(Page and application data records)
***
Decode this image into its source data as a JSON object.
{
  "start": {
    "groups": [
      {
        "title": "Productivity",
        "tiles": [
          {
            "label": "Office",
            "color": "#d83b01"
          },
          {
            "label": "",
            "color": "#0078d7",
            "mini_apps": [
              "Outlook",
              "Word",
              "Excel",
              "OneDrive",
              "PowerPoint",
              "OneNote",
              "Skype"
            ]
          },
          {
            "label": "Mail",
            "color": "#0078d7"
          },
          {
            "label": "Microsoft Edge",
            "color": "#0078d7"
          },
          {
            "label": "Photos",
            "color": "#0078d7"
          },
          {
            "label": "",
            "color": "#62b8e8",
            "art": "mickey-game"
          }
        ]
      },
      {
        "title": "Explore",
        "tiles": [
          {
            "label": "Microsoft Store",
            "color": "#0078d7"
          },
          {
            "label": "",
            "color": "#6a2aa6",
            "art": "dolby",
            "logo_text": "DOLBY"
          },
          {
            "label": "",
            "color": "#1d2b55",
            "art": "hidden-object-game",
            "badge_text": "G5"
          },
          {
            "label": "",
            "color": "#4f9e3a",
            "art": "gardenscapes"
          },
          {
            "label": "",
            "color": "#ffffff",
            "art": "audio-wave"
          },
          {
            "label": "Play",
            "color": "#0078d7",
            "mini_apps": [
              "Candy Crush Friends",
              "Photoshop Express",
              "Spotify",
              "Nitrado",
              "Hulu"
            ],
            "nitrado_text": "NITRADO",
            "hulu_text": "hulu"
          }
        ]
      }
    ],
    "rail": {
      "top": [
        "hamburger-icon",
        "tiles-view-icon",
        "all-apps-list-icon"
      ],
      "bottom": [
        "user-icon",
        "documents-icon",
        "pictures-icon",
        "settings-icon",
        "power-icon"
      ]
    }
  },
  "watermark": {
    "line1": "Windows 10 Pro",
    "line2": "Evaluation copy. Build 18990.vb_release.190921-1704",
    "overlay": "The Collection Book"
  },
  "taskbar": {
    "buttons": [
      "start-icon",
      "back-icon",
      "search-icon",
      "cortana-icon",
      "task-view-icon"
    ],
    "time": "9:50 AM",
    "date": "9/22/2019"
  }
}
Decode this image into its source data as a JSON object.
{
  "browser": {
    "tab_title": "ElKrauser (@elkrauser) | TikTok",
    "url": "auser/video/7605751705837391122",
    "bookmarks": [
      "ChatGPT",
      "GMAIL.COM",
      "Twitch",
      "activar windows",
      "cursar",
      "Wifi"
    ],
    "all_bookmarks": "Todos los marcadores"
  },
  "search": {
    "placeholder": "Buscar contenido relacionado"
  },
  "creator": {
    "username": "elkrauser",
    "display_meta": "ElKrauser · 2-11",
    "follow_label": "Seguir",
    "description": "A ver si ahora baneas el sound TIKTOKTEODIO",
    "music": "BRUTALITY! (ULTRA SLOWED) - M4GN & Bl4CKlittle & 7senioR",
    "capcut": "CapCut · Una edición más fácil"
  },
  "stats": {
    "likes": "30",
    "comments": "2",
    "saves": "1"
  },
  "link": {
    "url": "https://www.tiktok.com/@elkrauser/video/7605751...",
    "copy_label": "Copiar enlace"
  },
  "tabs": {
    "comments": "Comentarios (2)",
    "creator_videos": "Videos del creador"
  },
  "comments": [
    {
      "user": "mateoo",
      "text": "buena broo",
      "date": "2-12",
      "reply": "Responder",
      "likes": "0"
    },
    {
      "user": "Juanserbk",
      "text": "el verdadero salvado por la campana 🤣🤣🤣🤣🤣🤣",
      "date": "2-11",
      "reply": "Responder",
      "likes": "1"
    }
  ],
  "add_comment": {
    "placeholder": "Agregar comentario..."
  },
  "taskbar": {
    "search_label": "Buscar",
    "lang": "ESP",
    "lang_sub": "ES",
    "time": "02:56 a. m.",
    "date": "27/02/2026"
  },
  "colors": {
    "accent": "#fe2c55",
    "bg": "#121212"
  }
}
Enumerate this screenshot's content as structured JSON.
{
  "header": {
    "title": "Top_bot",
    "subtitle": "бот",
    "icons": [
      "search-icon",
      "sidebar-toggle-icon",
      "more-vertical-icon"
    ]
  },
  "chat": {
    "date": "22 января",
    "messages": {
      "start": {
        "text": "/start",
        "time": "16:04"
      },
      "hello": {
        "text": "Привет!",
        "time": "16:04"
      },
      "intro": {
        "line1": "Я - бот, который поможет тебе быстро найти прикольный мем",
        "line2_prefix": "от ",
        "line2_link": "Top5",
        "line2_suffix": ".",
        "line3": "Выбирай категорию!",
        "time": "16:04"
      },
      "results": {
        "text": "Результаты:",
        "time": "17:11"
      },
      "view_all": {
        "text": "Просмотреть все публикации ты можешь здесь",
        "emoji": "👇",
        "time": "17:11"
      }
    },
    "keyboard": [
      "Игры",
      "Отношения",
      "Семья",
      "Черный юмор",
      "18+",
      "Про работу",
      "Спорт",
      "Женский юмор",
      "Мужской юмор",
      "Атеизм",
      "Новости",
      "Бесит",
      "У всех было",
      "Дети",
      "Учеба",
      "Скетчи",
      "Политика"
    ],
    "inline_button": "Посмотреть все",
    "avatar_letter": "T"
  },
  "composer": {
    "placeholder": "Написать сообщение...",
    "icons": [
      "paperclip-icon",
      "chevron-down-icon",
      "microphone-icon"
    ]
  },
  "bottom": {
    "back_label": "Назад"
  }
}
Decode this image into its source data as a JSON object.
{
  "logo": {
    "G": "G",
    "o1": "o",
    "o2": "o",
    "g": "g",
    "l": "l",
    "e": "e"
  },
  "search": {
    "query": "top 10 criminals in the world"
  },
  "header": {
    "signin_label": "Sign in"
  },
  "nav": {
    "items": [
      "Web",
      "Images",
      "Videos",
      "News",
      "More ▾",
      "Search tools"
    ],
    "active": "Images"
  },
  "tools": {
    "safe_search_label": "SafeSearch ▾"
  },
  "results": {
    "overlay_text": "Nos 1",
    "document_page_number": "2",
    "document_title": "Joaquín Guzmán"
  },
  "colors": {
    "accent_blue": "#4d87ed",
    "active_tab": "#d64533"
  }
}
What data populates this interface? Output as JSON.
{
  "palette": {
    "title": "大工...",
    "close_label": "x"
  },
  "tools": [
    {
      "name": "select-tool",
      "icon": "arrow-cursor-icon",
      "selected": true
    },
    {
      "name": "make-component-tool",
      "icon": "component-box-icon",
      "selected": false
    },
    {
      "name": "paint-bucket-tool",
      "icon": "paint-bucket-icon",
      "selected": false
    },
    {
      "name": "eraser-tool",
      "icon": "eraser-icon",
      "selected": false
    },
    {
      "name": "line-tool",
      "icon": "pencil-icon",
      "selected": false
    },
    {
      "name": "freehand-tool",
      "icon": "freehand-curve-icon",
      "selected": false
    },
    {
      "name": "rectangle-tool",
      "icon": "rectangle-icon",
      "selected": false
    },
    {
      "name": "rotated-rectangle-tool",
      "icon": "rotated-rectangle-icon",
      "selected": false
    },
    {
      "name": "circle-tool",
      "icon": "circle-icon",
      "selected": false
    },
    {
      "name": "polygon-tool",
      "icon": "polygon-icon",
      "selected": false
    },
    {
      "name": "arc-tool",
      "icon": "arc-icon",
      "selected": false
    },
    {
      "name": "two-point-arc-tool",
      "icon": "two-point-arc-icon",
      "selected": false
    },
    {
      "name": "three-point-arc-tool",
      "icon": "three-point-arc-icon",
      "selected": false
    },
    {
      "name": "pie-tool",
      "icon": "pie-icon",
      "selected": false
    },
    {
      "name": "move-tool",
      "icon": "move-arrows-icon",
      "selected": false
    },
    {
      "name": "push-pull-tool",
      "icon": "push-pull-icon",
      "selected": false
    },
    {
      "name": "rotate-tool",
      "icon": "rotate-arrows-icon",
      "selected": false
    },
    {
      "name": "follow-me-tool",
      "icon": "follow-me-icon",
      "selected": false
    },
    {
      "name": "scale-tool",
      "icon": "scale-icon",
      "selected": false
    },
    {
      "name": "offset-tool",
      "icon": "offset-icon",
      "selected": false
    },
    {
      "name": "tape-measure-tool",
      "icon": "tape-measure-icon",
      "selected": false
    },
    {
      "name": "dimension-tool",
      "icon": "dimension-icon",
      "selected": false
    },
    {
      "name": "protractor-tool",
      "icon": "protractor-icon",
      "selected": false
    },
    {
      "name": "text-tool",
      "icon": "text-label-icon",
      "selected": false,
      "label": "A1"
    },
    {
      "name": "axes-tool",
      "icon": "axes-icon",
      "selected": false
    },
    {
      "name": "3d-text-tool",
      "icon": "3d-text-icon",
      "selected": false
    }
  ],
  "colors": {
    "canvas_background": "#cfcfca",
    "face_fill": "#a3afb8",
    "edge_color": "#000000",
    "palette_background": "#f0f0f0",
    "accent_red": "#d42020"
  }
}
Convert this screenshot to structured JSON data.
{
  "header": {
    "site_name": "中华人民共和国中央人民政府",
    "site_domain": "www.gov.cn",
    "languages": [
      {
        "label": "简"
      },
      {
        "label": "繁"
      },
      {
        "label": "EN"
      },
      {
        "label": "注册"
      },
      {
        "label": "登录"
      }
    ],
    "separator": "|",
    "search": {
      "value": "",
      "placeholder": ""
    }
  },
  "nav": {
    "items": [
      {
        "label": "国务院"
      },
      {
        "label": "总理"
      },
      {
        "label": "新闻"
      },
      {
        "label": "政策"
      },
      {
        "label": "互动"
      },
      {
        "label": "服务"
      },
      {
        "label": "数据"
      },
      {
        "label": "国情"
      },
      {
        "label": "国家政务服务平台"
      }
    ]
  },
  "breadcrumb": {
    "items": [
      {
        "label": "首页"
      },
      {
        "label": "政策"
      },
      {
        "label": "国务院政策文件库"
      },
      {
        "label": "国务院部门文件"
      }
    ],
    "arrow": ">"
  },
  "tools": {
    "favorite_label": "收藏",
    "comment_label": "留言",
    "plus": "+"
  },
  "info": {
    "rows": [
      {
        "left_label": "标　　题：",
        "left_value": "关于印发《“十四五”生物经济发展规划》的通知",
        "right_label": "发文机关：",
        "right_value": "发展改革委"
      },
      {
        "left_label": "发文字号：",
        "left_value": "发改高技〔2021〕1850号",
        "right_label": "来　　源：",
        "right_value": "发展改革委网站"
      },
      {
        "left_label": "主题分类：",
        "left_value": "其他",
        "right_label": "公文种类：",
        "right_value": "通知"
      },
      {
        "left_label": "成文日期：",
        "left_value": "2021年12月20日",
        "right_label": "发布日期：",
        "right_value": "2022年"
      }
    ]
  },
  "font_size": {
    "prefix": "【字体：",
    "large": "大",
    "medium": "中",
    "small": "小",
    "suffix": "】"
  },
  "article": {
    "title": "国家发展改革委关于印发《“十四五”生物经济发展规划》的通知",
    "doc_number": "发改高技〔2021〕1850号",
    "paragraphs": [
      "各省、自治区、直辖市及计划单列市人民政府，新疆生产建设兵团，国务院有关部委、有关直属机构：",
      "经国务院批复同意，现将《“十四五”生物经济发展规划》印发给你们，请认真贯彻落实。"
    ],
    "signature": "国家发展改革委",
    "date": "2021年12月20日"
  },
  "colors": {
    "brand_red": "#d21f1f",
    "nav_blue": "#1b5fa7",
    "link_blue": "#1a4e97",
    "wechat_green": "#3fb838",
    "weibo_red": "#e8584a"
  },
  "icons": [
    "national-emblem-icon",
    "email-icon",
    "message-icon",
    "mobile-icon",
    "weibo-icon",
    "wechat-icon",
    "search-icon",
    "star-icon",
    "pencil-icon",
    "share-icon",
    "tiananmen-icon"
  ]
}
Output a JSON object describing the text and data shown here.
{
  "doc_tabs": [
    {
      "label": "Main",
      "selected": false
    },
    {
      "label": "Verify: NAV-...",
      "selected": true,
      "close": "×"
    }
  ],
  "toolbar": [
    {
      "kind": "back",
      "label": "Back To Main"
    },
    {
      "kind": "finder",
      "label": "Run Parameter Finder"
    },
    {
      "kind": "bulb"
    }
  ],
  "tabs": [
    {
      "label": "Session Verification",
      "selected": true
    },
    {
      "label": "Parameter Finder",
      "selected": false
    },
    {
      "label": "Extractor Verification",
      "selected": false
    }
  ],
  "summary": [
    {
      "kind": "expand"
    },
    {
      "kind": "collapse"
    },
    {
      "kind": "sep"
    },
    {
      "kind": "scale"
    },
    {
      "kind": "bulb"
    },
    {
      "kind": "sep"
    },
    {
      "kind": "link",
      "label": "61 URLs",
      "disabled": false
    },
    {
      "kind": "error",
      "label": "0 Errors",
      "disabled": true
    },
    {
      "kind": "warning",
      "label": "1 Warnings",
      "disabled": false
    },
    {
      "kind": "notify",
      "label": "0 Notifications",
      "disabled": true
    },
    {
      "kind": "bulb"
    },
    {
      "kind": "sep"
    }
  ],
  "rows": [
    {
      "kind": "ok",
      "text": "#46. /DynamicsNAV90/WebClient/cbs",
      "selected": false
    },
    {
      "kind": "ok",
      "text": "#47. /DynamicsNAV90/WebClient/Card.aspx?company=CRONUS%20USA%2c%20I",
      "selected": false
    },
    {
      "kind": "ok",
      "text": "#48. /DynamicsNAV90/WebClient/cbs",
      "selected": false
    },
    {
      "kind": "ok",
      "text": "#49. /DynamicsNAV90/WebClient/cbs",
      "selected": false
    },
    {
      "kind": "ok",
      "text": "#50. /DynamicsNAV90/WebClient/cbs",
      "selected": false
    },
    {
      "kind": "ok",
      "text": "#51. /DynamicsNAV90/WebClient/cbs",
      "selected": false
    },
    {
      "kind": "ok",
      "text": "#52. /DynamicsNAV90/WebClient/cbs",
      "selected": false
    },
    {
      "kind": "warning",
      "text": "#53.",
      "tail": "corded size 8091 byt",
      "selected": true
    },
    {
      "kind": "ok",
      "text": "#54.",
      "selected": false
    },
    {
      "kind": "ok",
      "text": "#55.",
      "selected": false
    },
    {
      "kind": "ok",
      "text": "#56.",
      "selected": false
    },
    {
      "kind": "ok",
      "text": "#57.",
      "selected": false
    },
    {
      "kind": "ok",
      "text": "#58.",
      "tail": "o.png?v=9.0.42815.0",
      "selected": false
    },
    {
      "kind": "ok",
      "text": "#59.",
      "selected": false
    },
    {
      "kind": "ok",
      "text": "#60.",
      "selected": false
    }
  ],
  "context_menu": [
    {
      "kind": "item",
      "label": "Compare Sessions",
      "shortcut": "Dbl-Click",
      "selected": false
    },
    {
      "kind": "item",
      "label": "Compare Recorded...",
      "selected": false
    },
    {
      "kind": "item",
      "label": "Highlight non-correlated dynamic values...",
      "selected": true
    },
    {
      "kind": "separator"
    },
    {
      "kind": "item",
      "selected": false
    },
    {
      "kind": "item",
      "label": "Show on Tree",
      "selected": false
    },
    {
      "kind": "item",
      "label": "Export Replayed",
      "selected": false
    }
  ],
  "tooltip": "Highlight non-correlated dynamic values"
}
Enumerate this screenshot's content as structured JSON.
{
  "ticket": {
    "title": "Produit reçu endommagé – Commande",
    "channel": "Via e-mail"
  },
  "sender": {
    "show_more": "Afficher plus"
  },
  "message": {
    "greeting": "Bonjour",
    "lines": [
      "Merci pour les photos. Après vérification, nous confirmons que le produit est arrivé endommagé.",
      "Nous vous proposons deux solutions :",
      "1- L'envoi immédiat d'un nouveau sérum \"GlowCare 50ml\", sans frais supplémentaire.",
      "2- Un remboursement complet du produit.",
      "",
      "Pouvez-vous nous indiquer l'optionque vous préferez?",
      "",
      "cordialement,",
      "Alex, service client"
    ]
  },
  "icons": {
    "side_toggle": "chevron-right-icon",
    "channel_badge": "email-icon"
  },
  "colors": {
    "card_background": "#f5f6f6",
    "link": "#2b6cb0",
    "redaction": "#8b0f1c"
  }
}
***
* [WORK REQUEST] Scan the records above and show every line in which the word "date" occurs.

* [SOLUTION TO THE EXERCISE]
    "date": "9/22/2019"
      "date": "2-12",
      "date": "2-11",
    "date": "27/02/2026"
    "date": "22 января",
    "date": "2021年12月20日"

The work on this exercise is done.